In Hong Kong, Chinese yuan can be used at supermarkets, luxury boutiques and even in taxis. While the official currency is the Hong Kong dollar, which is pegged to the U.S. dollar, Hong Kong is virtually within the renminbi zone.
If you pay taxi fare in Chinese yuan, the driver will thank you passionately, as he can gain profit by exchanging 100 yuan for 120 Hong Kong dollars.
It was just the opposite 10 years ago. Back then, if you used Hong Kong dollars in Shenzhen, China, the driver would be very pleased. The power of the yuan can be confirmed in taxis in Pyongyang. As Chinese capital flew into Pyongyang, the Chinese yuan is welcomed more than North Korean currency.
The bills with Mao Zedong’s portrait are supported by the economic strength of manufacturing and trade. Soon, it is expected to be included in the special drawing rights basket of the International Monetary Fund. While the basket is a currency on paper only - not used in real trade - it recognizes the renminbi as one of the supplementary foreign exchange reserve assets, boosting the reputation of the Chinese economy. It is a triumph in six years since China joined the currency war in 2009. China’s influence is rapidly growing globally.

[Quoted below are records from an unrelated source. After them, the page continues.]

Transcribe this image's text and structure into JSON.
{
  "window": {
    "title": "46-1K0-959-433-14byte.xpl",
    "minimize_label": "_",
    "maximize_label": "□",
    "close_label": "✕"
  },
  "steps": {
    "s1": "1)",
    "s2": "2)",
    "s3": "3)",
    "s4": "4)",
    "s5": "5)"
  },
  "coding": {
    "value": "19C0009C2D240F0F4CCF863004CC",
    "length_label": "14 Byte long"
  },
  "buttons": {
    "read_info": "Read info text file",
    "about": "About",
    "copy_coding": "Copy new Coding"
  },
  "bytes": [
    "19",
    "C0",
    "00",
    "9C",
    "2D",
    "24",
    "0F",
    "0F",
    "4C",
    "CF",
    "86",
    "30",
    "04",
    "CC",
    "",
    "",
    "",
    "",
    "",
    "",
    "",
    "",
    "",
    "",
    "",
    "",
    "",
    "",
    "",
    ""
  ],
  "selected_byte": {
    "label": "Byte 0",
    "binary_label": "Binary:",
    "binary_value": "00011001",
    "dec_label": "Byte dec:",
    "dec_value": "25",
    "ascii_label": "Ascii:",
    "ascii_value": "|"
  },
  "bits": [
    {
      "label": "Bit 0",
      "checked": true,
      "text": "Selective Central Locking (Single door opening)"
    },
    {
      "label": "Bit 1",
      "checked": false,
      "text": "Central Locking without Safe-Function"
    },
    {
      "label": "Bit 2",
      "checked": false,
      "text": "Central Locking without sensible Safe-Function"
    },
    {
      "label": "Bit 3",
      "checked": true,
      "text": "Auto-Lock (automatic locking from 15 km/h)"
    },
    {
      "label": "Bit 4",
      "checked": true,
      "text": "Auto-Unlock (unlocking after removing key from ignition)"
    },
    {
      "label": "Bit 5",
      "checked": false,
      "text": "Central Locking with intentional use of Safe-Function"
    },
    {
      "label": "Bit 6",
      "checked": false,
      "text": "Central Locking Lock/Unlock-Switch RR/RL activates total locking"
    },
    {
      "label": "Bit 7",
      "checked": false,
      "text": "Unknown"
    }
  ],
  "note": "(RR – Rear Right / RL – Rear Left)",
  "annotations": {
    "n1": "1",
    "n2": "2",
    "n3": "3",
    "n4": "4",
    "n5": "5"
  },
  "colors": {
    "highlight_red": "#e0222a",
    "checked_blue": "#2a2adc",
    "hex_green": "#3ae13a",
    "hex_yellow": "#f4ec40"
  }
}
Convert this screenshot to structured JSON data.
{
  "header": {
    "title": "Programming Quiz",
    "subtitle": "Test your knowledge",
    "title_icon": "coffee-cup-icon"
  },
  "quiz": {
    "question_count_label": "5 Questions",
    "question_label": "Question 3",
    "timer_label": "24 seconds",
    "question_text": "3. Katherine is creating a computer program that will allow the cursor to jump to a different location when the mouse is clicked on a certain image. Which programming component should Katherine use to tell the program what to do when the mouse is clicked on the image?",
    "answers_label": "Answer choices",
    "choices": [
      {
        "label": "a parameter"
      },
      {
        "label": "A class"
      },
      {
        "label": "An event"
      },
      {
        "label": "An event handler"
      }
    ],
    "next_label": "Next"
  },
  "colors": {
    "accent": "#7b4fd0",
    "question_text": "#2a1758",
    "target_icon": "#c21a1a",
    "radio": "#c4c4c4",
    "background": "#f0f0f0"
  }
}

As soon as Chinese President Xi Jinping returned from his U.K. visit, which resulted in a 70 trillion won ($60 billion) trade and investment agreement, German Chancellor Angela Merkel and French President Francois Holland dashed off to China.
Countries are asking China to make investments in them to take advantage of its $3.5 trillion foreign currency reserve. The public criticized U.K. Chancellor of the Exchequer George Osborne for trying to invite Chinese capital to complete a nuclear power plant whose construction had been halted due to budget constraints, as reported in the Sept. 26 issue of The Economist.
The Economist warned in an article titled “The Osborne Doctrine” that the trend of depending on China was not an individual incident. Considering Osborne’s position as the No. 2 in the Conservative Party and potential successor to David Cameron, the United Kingdom may become estranged from the United States and Europe. Any country that has economic connections with China suffers from a clash between those who find opportunities from China and those who see China as a threat.
Australia has enjoyed a boom for 20 years thanks to China’s exponentially growing energy demand. In a defense white paper, Australia called the United States the best partner in security traditionally. Yet, the white paper mostly discusses the existential issue of how to get along with China, the primary partner in economy as pointed out by Ian Morris, an American historian, in his book “War! What is it Good for?”
Could making a choice in the dilemma over the discord between China and the United States in the South China Sea be inevitable? Picking one of them is not just Korea’s problem. When it is a global phenomenon, Korea is not the only country to be pressured to take a side. Could we find an answer to the conundrum by betting on the new mindset that it’s not a question of choosing one?
The author is deputy political news editor at JTBC.
JoongAng Ilbo, Nov. 19, Page 34
by CHEONG YONG-WHAN